Dataset entries:
════
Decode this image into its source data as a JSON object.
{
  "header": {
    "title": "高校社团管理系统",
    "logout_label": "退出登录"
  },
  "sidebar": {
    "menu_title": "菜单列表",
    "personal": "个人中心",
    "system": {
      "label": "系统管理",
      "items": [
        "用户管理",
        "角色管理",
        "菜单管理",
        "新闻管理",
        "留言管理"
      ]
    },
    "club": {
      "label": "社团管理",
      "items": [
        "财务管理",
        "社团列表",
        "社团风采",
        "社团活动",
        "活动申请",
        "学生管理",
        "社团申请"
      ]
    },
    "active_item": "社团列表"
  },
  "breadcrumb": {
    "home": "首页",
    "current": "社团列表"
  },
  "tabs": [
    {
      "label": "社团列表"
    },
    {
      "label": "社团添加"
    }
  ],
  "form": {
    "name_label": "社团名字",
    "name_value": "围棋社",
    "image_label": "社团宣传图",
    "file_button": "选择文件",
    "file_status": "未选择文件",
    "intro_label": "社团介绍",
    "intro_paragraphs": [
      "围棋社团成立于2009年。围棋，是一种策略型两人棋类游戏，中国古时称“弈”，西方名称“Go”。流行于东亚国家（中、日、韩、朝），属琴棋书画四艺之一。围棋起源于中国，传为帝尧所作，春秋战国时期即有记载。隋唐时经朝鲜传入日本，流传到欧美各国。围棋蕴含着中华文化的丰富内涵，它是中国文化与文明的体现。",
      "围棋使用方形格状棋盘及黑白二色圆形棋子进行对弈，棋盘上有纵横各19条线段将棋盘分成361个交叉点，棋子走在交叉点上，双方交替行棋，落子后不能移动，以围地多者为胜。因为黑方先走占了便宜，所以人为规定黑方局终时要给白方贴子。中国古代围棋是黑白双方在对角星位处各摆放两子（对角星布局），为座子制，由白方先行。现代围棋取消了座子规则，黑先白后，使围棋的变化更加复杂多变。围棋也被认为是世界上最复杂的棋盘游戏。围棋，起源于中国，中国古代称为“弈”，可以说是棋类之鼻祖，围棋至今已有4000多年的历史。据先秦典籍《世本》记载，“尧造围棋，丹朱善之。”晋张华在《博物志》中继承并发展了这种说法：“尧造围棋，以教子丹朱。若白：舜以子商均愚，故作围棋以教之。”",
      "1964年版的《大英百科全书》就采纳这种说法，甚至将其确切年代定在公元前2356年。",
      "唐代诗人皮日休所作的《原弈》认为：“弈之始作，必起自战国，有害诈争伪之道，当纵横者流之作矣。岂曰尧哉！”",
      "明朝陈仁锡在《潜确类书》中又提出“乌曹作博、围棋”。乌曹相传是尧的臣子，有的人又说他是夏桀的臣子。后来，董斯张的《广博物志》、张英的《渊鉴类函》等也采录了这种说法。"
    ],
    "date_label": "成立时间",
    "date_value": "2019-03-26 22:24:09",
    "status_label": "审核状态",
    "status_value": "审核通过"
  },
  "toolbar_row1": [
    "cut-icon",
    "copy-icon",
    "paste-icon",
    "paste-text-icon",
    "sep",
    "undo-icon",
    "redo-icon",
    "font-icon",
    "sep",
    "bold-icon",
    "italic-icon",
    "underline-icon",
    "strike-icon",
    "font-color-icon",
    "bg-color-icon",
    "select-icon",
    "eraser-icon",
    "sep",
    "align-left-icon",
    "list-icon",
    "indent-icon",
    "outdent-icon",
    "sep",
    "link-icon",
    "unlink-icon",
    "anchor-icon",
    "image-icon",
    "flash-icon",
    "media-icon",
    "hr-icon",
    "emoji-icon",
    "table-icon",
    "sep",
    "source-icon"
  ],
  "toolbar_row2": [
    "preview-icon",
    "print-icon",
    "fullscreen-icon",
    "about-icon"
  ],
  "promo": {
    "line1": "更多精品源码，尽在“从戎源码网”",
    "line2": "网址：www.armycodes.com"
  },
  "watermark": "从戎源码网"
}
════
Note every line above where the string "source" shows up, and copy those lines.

Decode this image into its source data as a JSON object.
    "source-icon"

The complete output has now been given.